RAID0 device #0 - 100.0 GB Software RAID deviceI highlighted the line that began with #1 and hit Enter > Use as > ext3 (apparently still more reliable than ext4) > Mount point > "/ - the root file system" > "Done setting up the partition." This put me back in the "overview" screen, where the line now looked like this:
#1 100.0 GB
131.1 kB unusable
#1 100.0 GB f ext4 /I decided to go ahead with the video's approach of putting the swap space on the RAID0 partition. To do this, I went through the same steps as above, starting with the free space line on each of the two drives. The only differences were:
(a) I allocated only 5GB on each drive for this partition.The result, back in the "overview" screen, was that I had these lines:
(b) This time, I selected sdb2 and sdc2 (instead of sdb1 and sdc1) as my active devices for the array.

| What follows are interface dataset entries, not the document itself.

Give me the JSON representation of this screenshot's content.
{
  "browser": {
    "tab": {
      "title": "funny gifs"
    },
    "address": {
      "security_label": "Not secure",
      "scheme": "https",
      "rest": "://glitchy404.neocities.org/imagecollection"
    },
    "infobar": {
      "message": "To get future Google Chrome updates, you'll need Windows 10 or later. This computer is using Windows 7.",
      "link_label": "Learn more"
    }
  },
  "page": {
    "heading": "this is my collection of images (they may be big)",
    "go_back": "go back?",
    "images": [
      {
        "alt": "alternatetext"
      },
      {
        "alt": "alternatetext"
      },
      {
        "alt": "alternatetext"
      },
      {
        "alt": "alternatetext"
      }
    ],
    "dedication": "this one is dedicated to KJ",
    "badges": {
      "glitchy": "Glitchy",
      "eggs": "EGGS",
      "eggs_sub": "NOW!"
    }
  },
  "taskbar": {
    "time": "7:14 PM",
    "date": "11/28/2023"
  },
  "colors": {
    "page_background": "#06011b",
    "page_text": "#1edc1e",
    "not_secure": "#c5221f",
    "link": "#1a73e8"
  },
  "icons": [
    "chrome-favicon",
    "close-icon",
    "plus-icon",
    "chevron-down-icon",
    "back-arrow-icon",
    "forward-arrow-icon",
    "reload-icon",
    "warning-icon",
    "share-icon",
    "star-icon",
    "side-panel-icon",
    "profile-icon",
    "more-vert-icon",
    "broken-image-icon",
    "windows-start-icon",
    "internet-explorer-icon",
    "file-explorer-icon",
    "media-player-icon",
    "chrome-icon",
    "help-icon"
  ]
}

(c) Under "Use as," I chose "swap area" instead of ext3.
RAID0 device #0 - 100.0 GB Linux Software RAID ArrayAt this point, I wanted to vary from the video by adding one more partition, where I would put my VMs and possibly other things. I went through the same process as with the first RAID device (above), and I used all of the remaining space on the two drives except for about 1GB. The active devices in this case (when I got to that point in the process) were, of course, sdb3 and sdc3. Back in the "overview" screen, I saw that I now had RAID0 device #2 of 528GB. I would never need all of that space for my VMs, but I had no other use for the space, and this RAID setup process was a one-shot deal: designate the space in some useful form now, or leave it forever unallocated.
#1 100.0 GB F ext3 /

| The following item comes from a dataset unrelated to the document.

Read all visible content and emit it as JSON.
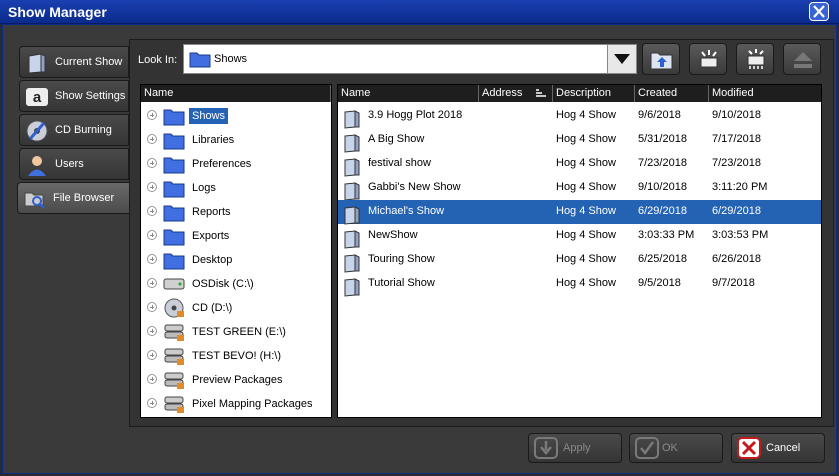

RAID0 device #1 - 10.0 GB Linux Software RAID Array
#1 10.0 GB f swap swap
131.1 kB unusable
So now, the final step. I needed to create a /boot partition on just one drive. That was why I needed to save 1GB. I could have made one of those last active devices (either sdb3 or sdc3) larger than the other, but there was no point: as I understood it, RAID0 would use only the amount of space that they both had in common. So I would wind up with 1GB unused on one of the two drives. Anyway, to create the /boot partition, I selected that remaining free space on sdb (i.e., the first of my two RAID drives) and used it all up on another ext3 partition. This time, I chose ext3 without first choosing "physical volume for RAID"; and after choosing ext3, I didn't go right to "Done setting up the partition." Instead, I stopped first at the "Mount point" option, where I chose the "/boot" option. Back in the "overview" screen, I saw that I now had my three RAID0 devices at the top of the list, and the /boot device as sdb4 down under the first of my two 320GB drives.
In the "overview" screen, I saw that there was too much information; some had scrolled off the bottom of the screen. I arrowed down until I got to the very bottom of all that, where I chose the "Finish partitioning and write changes to disk" > Yes option. This started me right into the Ubuntu installation process, where I just entered basic information (e.g., my name). The installation was very straightforward, and it worked: Ubuntu booted up. I then went to System > Administration > System Monitor > File Systems tab. There, I saw /dev/md0 as root directory and /dev/sdb4 as /boot. (The video said that the swap would not be visible here, and it wasn't.) So my next step, at this point, was to refine the basic installation to suit my preferences. The description of that process appears in a separate post.